Search the data for the string "legend" and copy each line where it turns up.
____________________
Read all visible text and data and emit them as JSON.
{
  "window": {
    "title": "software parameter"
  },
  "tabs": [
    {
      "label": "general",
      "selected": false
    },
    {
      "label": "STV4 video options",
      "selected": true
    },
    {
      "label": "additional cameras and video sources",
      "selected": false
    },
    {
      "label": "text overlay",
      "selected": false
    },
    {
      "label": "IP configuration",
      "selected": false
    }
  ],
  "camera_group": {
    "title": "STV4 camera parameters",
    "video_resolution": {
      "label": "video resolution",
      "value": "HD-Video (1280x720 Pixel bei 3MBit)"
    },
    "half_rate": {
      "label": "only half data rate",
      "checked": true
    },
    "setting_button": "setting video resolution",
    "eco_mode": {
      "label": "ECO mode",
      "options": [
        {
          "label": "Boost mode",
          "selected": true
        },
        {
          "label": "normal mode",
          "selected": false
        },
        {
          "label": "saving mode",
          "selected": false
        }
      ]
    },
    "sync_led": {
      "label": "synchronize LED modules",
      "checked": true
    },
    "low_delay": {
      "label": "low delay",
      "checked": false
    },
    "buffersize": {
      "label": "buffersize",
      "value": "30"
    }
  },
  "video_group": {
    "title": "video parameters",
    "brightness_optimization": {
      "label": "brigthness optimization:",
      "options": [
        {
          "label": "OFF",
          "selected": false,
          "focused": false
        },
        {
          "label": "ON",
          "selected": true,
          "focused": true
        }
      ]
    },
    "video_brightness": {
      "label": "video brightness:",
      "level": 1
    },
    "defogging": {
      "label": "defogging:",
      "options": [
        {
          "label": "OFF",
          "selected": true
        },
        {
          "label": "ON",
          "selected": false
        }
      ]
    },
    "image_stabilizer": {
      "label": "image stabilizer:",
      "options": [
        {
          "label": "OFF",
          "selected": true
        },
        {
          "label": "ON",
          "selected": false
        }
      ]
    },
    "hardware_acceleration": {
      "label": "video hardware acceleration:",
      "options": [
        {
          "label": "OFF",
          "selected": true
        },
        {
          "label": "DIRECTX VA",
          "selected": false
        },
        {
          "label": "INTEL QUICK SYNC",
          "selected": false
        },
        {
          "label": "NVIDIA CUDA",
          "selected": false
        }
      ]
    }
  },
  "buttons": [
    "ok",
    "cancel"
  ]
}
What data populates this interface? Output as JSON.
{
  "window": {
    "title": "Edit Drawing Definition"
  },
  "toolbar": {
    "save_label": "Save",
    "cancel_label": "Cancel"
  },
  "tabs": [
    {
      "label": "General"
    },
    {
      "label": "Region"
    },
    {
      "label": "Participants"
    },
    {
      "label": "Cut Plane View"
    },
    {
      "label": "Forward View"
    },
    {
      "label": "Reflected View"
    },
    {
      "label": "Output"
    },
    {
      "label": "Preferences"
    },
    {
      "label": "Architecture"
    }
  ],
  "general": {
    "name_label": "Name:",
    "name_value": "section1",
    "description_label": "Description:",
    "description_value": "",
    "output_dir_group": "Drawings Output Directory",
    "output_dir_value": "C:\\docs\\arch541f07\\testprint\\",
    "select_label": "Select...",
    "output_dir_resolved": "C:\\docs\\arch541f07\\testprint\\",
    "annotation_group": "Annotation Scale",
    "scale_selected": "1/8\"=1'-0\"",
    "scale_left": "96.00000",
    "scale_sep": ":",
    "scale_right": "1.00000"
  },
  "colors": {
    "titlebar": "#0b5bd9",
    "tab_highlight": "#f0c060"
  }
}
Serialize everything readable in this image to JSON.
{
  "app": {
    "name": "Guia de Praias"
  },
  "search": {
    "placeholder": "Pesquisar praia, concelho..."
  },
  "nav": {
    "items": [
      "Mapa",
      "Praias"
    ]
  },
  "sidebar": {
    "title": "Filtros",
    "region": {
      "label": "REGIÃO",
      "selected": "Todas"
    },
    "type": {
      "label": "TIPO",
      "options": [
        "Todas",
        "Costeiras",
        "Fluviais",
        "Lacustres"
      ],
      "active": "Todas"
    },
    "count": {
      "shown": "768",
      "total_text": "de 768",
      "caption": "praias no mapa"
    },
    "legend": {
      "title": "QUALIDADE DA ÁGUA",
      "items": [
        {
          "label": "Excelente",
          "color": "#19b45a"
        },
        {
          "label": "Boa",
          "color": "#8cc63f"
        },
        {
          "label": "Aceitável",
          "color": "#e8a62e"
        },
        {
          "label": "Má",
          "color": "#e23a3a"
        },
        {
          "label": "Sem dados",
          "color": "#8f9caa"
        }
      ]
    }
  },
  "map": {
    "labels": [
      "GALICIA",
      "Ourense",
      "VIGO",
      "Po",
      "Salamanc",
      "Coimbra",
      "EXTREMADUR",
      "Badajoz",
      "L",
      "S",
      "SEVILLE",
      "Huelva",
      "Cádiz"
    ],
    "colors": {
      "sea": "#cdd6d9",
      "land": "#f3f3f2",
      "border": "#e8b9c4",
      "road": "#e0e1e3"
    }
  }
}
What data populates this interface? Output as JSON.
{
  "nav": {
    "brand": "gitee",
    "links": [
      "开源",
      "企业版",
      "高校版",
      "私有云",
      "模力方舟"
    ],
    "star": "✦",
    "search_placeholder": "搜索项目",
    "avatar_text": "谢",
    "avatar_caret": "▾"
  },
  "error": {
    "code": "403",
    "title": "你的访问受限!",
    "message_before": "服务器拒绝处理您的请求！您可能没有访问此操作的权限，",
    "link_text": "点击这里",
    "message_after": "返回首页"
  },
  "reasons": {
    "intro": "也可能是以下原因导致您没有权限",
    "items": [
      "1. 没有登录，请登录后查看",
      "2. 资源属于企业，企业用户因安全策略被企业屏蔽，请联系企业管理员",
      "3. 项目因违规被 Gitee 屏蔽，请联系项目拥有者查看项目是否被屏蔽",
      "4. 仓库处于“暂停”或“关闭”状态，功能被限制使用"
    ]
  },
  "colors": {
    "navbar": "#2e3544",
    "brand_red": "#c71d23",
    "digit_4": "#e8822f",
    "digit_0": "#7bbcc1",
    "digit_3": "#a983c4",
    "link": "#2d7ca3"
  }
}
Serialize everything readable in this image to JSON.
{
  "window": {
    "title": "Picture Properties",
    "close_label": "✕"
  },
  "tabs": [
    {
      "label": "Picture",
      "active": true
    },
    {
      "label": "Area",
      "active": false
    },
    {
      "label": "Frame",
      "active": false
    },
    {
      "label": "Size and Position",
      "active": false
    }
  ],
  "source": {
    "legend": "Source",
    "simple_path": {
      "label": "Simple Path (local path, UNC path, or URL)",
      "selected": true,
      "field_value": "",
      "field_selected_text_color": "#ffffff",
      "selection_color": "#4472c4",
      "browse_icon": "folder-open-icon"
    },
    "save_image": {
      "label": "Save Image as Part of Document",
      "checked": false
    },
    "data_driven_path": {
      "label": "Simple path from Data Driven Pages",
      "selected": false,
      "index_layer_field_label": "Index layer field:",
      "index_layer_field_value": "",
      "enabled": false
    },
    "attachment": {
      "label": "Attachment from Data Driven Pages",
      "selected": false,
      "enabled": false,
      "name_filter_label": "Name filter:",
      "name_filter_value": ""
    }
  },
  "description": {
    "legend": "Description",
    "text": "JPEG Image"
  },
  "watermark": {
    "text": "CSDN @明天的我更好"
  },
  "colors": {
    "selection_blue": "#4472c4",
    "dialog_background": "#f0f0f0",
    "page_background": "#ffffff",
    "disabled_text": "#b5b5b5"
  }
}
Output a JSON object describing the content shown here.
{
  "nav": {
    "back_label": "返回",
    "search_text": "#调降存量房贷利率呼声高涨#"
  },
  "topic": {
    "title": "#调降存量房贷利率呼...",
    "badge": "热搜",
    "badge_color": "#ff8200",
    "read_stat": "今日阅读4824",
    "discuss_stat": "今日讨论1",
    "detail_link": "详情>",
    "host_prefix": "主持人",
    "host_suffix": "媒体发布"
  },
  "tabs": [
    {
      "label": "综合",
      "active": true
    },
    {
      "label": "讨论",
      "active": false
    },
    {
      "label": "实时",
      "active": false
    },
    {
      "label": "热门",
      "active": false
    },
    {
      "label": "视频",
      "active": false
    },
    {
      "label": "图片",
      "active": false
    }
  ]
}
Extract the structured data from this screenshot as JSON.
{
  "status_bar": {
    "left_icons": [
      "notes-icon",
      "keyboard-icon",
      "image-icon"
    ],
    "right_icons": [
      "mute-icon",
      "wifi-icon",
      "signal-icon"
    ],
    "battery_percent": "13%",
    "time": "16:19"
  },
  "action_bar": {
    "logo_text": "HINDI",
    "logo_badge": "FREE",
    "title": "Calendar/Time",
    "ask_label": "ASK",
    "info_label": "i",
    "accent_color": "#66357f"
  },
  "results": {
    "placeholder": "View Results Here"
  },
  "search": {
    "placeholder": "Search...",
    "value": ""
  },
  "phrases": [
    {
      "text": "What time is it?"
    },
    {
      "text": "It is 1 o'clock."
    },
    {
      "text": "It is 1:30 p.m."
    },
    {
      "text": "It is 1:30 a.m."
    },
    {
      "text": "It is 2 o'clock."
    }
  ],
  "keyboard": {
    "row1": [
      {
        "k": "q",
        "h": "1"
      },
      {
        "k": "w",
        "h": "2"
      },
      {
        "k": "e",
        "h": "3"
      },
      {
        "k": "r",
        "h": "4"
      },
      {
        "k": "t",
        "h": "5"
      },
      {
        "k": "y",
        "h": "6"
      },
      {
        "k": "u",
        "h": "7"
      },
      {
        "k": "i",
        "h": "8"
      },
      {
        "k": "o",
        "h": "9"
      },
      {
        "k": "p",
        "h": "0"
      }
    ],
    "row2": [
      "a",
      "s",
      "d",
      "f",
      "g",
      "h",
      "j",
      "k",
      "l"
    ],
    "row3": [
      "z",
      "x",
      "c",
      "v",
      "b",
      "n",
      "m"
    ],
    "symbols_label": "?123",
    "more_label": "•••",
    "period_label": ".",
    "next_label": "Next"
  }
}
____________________
:: RESPONSE ::
    "legend": {
    "legend": "Source",
    "legend": "Description",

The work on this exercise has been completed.